● What needs to be done
Look through the listing below for lines containing "this". State how many there are, and nothing else.

● Extracted entries
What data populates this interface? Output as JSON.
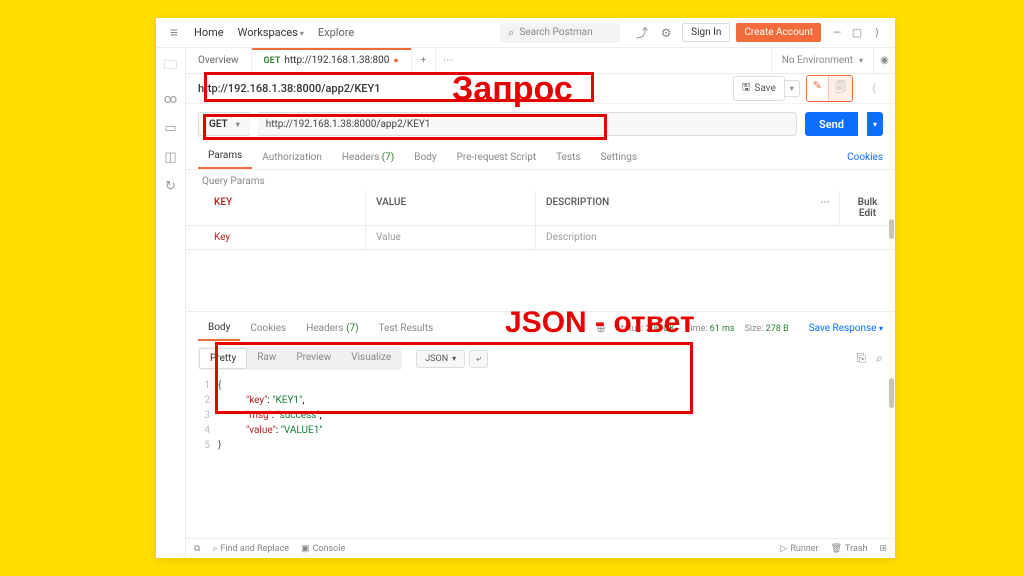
{
  "topbar": {
    "home": "Home",
    "workspaces": "Workspaces",
    "explore": "Explore",
    "search_placeholder": "Search Postman",
    "signin": "Sign In",
    "create_account": "Create Account"
  },
  "tabs": {
    "overview": "Overview",
    "active_method": "GET",
    "active_title": "http://192.168.1.38:800",
    "env": "No Environment"
  },
  "request": {
    "title": "http://192.168.1.38:8000/app2/KEY1",
    "save": "Save",
    "method": "GET",
    "url": "http://192.168.1.38:8000/app2/KEY1",
    "send": "Send"
  },
  "req_tabs": {
    "params": "Params",
    "auth": "Authorization",
    "headers": "Headers",
    "headers_count": "(7)",
    "body": "Body",
    "prereq": "Pre-request Script",
    "tests": "Tests",
    "settings": "Settings",
    "cookies": "Cookies",
    "query_params": "Query Params"
  },
  "params_table": {
    "key_hdr": "KEY",
    "val_hdr": "VALUE",
    "desc_hdr": "DESCRIPTION",
    "bulk": "Bulk Edit",
    "key_ph": "Key",
    "val_ph": "Value",
    "desc_ph": "Description"
  },
  "resp_tabs": {
    "body": "Body",
    "cookies": "Cookies",
    "headers": "Headers",
    "headers_count": "(7)",
    "tests": "Test Results"
  },
  "resp_status": {
    "status_label": "Status:",
    "status_value": "200 OK",
    "time_label": "Time:",
    "time_value": "61 ms",
    "size_label": "Size:",
    "size_value": "278 B",
    "save_resp": "Save Response"
  },
  "resp_views": {
    "pretty": "Pretty",
    "raw": "Raw",
    "preview": "Preview",
    "visualize": "Visualize",
    "format": "JSON"
  },
  "response_json": {
    "l1": "{",
    "l2a": "\"key\"",
    "l2b": ": ",
    "l2c": "\"KEY1\"",
    "l2d": ",",
    "l3a": "\"msg\"",
    "l3b": ": ",
    "l3c": "\"success\"",
    "l3d": ",",
    "l4a": "\"value\"",
    "l4b": ": ",
    "l4c": "\"VALUE1\"",
    "l5": "}",
    "ln1": "1",
    "ln2": "2",
    "ln3": "3",
    "ln4": "4",
    "ln5": "5"
  },
  "footer": {
    "find": "Find and Replace",
    "console": "Console",
    "runner": "Runner",
    "trash": "Trash"
  },
  "annotations": {
    "request": "Запрос",
    "json": "JSON - ответ"
  }
}
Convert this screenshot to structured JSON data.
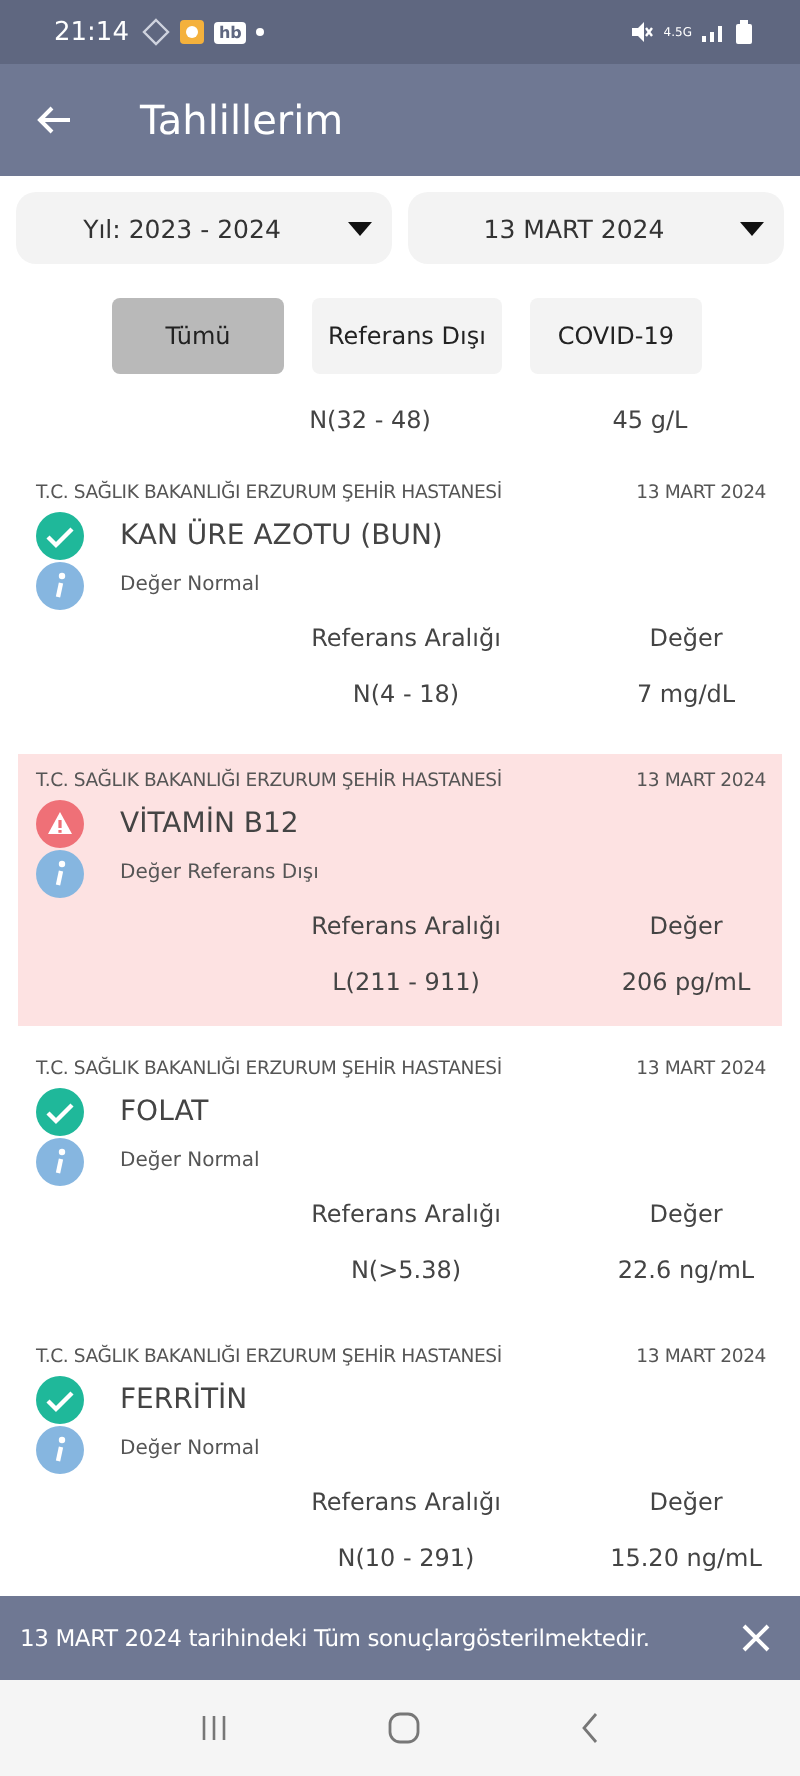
{
  "status_bar": {
    "time": "21:14",
    "app_badge": "hb",
    "network": "4.5G"
  },
  "app_bar": {
    "title": "Tahlillerim"
  },
  "dropdowns": [
    {
      "value": "Yıl: 2023 - 2024"
    },
    {
      "value": "13 MART 2024"
    }
  ],
  "filters": [
    {
      "label": "Tümü",
      "selected": true
    },
    {
      "label": "Referans Dışı",
      "selected": false
    },
    {
      "label": "COVID-19",
      "selected": false
    }
  ],
  "partial_row": {
    "range": "N(32 - 48)",
    "value": "45 g/L"
  },
  "results": [
    {
      "hospital": "T.C. SAĞLIK BAKANLIĞI ERZURUM ŞEHİR HASTANESİ",
      "date": "13 MART 2024",
      "test": "KAN ÜRE AZOTU (BUN)",
      "out_of_range": false,
      "status_text": "Değer Normal",
      "range_label": "Referans Aralığı",
      "value_label": "Değer",
      "range": "N(4 - 18)",
      "value": "7 mg/dL"
    },
    {
      "hospital": "T.C. SAĞLIK BAKANLIĞI ERZURUM ŞEHİR HASTANESİ",
      "date": "13 MART 2024",
      "test": "VİTAMİN B12",
      "out_of_range": true,
      "status_text": "Değer Referans Dışı",
      "range_label": "Referans Aralığı",
      "value_label": "Değer",
      "range": "L(211 - 911)",
      "value": "206 pg/mL"
    },
    {
      "hospital": "T.C. SAĞLIK BAKANLIĞI ERZURUM ŞEHİR HASTANESİ",
      "date": "13 MART 2024",
      "test": "FOLAT",
      "out_of_range": false,
      "status_text": "Değer Normal",
      "range_label": "Referans Aralığı",
      "value_label": "Değer",
      "range": "N(>5.38)",
      "value": "22.6 ng/mL"
    },
    {
      "hospital": "T.C. SAĞLIK BAKANLIĞI ERZURUM ŞEHİR HASTANESİ",
      "date": "13 MART 2024",
      "test": "FERRİTİN",
      "out_of_range": false,
      "status_text": "Değer Normal",
      "range_label": "Referans Aralığı",
      "value_label": "Değer",
      "range": "N(10 - 291)",
      "value": "15.20 ng/mL"
    }
  ],
  "snackbar": {
    "message": "13 MART 2024 tarihindeki Tüm sonuçlargösterilmektedir."
  }
}
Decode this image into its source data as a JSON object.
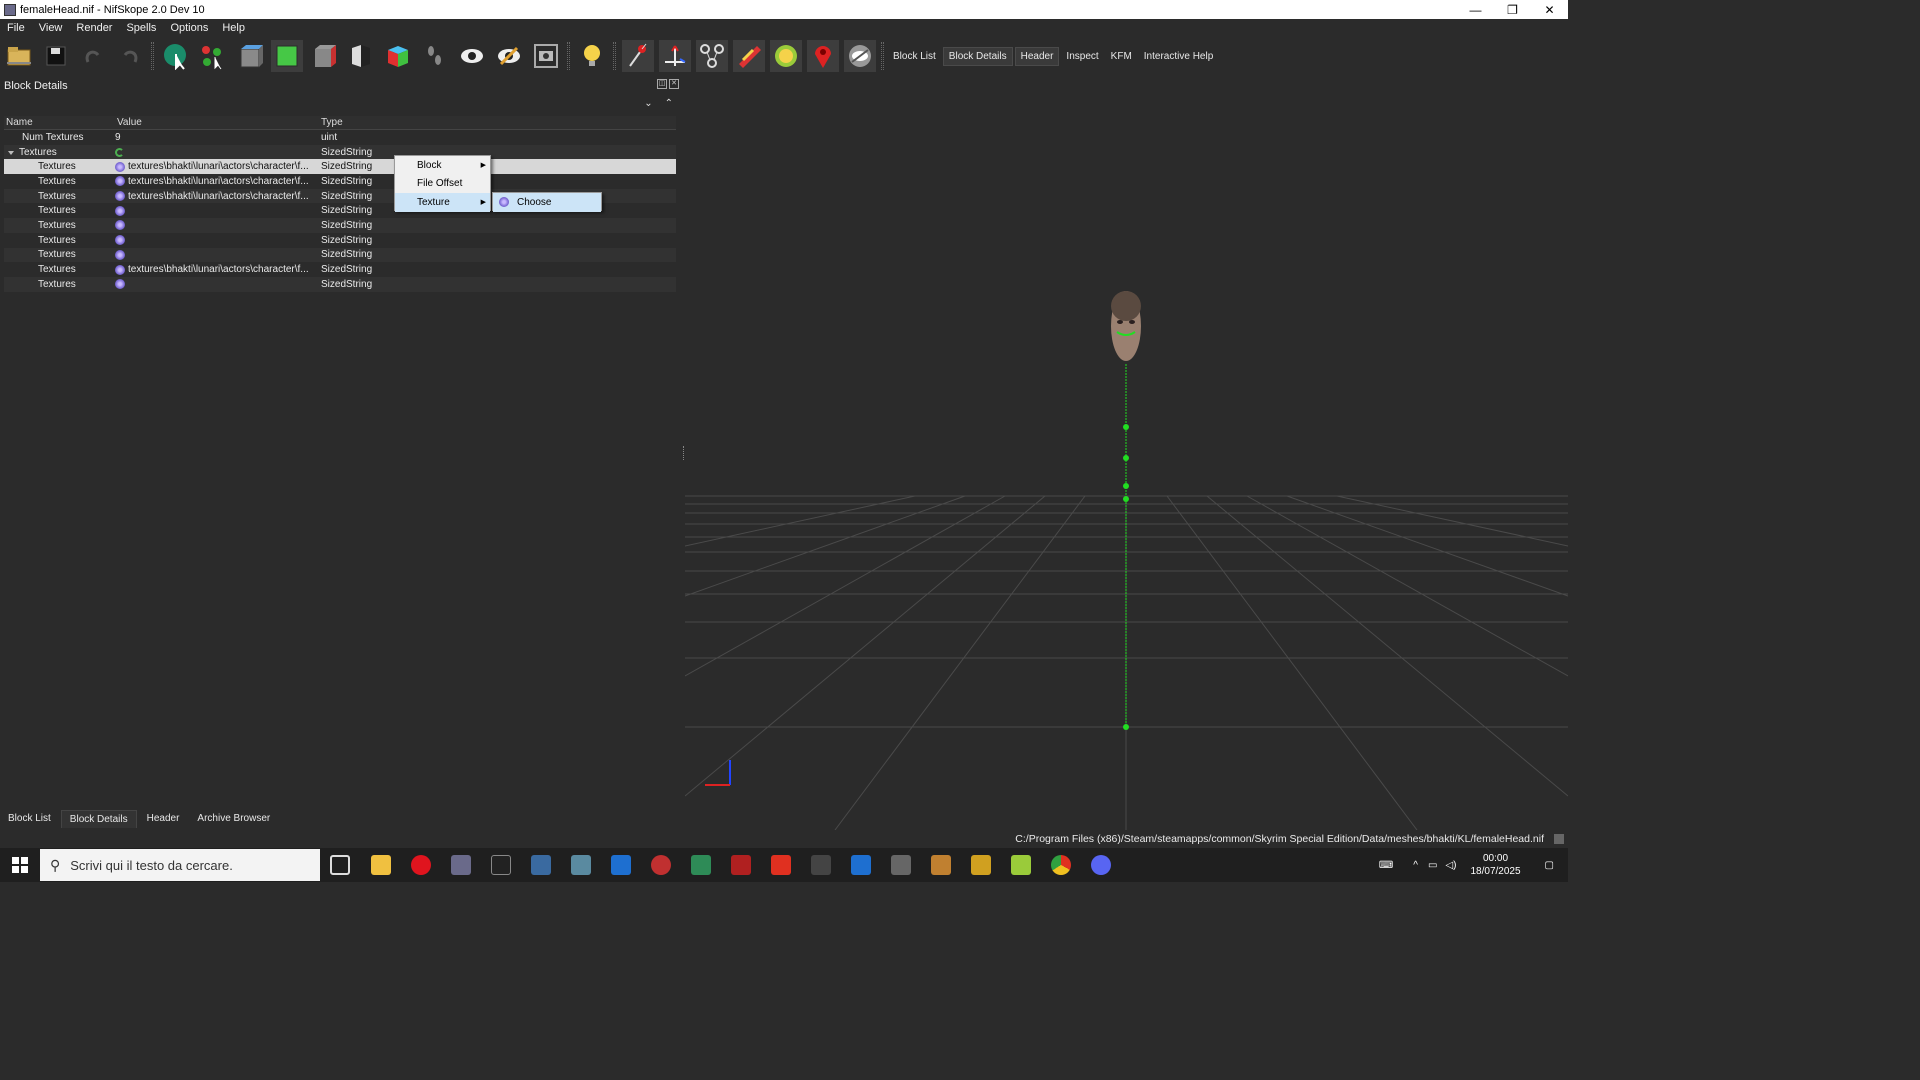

● Task output
3